[Dataset rows describing interfaces]
::::
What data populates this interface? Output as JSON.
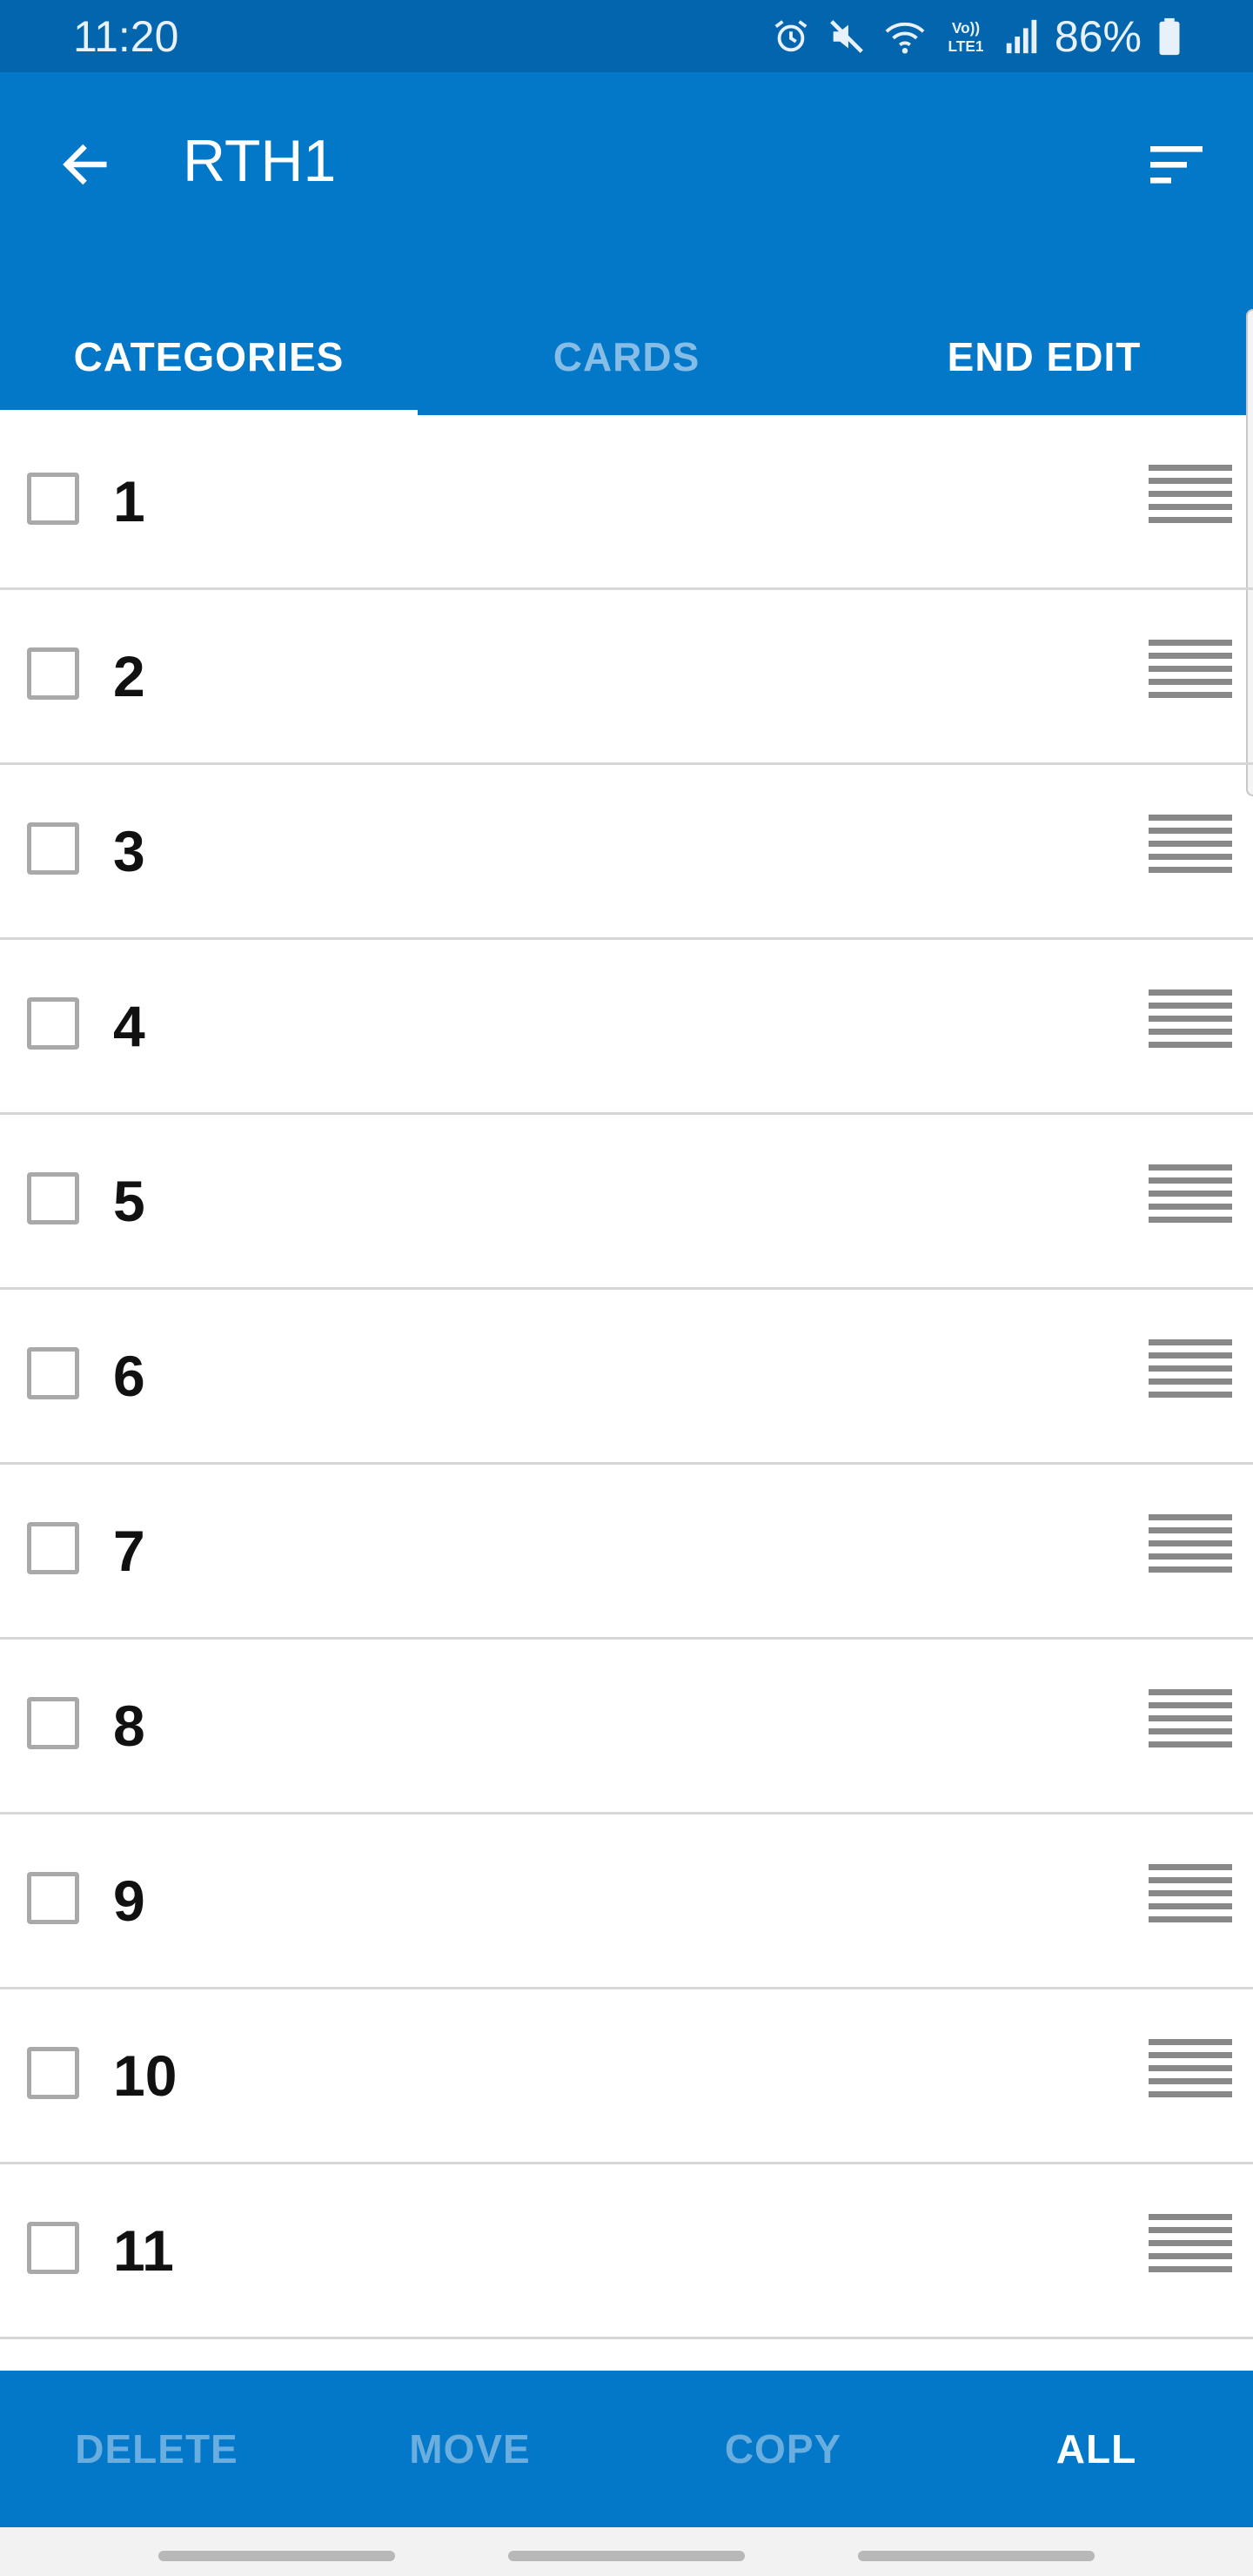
{
  "status_bar": {
    "time": "11:20",
    "battery_percent": "86%",
    "network_label_top": "Vo))",
    "network_label_bottom": "LTE1",
    "icons": [
      "alarm-icon",
      "mute-icon",
      "wifi-icon",
      "volte-icon",
      "signal-icon",
      "battery-icon"
    ]
  },
  "app_bar": {
    "title": "RTH1",
    "back_icon": "arrow-left-icon",
    "sort_icon": "sort-icon"
  },
  "tabs": [
    {
      "label": "CATEGORIES",
      "selected": true
    },
    {
      "label": "CARDS",
      "selected": false
    },
    {
      "label": "END EDIT",
      "selected": false
    }
  ],
  "list": {
    "items": [
      {
        "label": "1",
        "checked": false
      },
      {
        "label": "2",
        "checked": false
      },
      {
        "label": "3",
        "checked": false
      },
      {
        "label": "4",
        "checked": false
      },
      {
        "label": "5",
        "checked": false
      },
      {
        "label": "6",
        "checked": false
      },
      {
        "label": "7",
        "checked": false
      },
      {
        "label": "8",
        "checked": false
      },
      {
        "label": "9",
        "checked": false
      },
      {
        "label": "10",
        "checked": false
      },
      {
        "label": "11",
        "checked": false
      }
    ]
  },
  "bottom_bar": {
    "delete_label": "DELETE",
    "move_label": "MOVE",
    "copy_label": "COPY",
    "all_label": "ALL"
  },
  "colors": {
    "status_bar": "#0365ad",
    "primary": "#0377c8",
    "tab_inactive": "#86bde6",
    "bottom_disabled": "#6aaee0",
    "divider": "#d6d6d6",
    "drag_handle": "#888888"
  }
}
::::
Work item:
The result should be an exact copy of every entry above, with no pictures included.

Written response:
What data populates this interface? Output as JSON.
{
  "status_bar": {
    "time": "11:20",
    "battery_percent": "86%",
    "network_label_top": "Vo))",
    "network_label_bottom": "LTE1",
    "icons": [
      "alarm-icon",
      "mute-icon",
      "wifi-icon",
      "volte-icon",
      "signal-icon",
      "battery-icon"
    ]
  },
  "app_bar": {
    "title": "RTH1",
    "back_icon": "arrow-left-icon",
    "sort_icon": "sort-icon"
  },
  "tabs": [
    {
      "label": "CATEGORIES",
      "selected": true
    },
    {
      "label": "CARDS",
      "selected": false
    },
    {
      "label": "END EDIT",
      "selected": false
    }
  ],
  "list": {
    "items": [
      {
        "label": "1",
        "checked": false
      },
      {
        "label": "2",
        "checked": false
      },
      {
        "label": "3",
        "checked": false
      },
      {
        "label": "4",
        "checked": false
      },
      {
        "label": "5",
        "checked": false
      },
      {
        "label": "6",
        "checked": false
      },
      {
        "label": "7",
        "checked": false
      },
      {
        "label": "8",
        "checked": false
      },
      {
        "label": "9",
        "checked": false
      },
      {
        "label": "10",
        "checked": false
      },
      {
        "label": "11",
        "checked": false
      }
    ]
  },
  "bottom_bar": {
    "delete_label": "DELETE",
    "move_label": "MOVE",
    "copy_label": "COPY",
    "all_label": "ALL"
  },
  "colors": {
    "status_bar": "#0365ad",
    "primary": "#0377c8",
    "tab_inactive": "#86bde6",
    "bottom_disabled": "#6aaee0",
    "divider": "#d6d6d6",
    "drag_handle": "#888888"
  }
}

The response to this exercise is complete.